With the goal of performing a detailed assessment of the marine energy potential of the strait, field measurements combined with an FVCOM numerical simulations are being used to assess the tidal potential and understand the complex coastal physics of the system. Field observations were carried out in short field campaigns in 2018 and 2019 to characterize the flow in one of the channel narrows. We deployed a moored ADCP for currents and turbulence characterization, measured salinity and temperature, sea-surface elevations with pressure sensors, and made velocity transects with a vessel-mounted ADCP. These characterizations will also help to inform the role of the flow through the Strait of Magellan on the continental shelf.
The field data we collected is critical to understand the factors that control the dynamics of the flow in this section of the channel, and understand its marine energy potential. Measured velocities are being used to validate an FVCOM numerical model which will expand our spatially and temporally limited measurements, to estimate the tidal energy resources in the Magellan strait and evaluate the impacts of varying climatic conditions. The numerical model will also allow to predict the complementarity of tidal energy with other renewable resources, in the context of green hydrogen in the Strait of Magellan.

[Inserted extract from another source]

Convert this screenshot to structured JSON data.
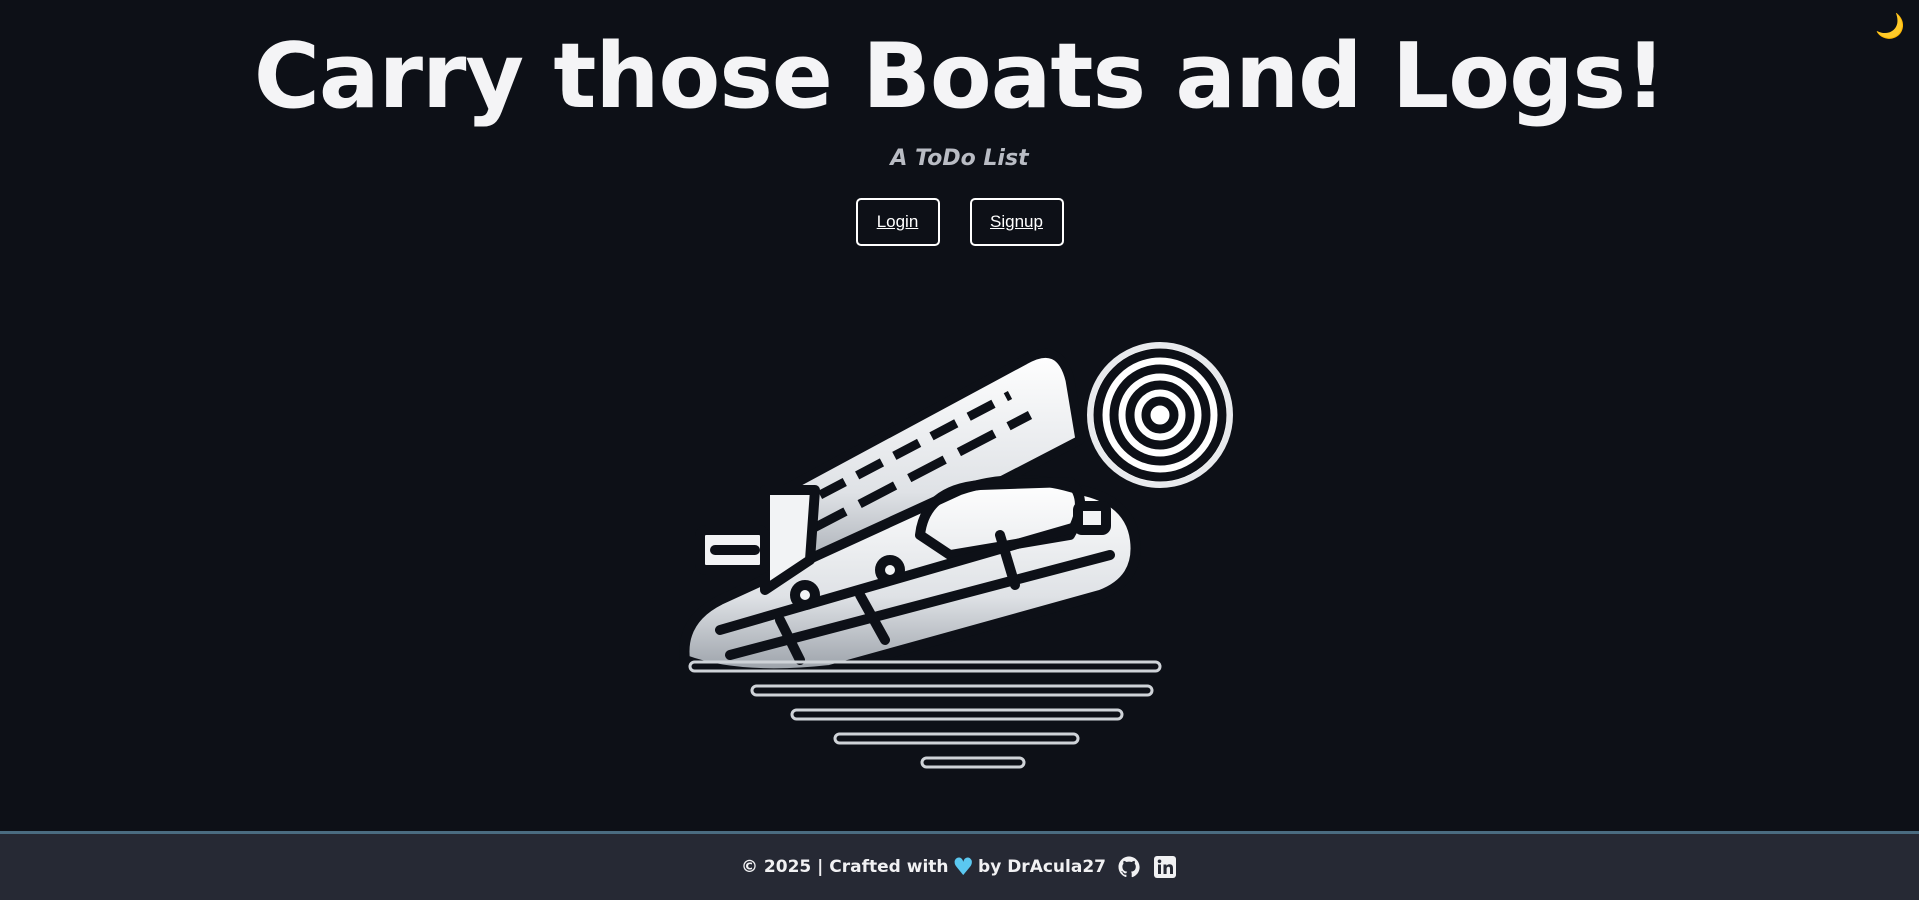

This is the first study aimed at predicting the tidal energy resources in the Strait of Magellan, combining field observations and numerical models. Future work will focus on the interactions of physical and environmental processes that can help to promote a sustainable development of marine energies in the southern part of the continent.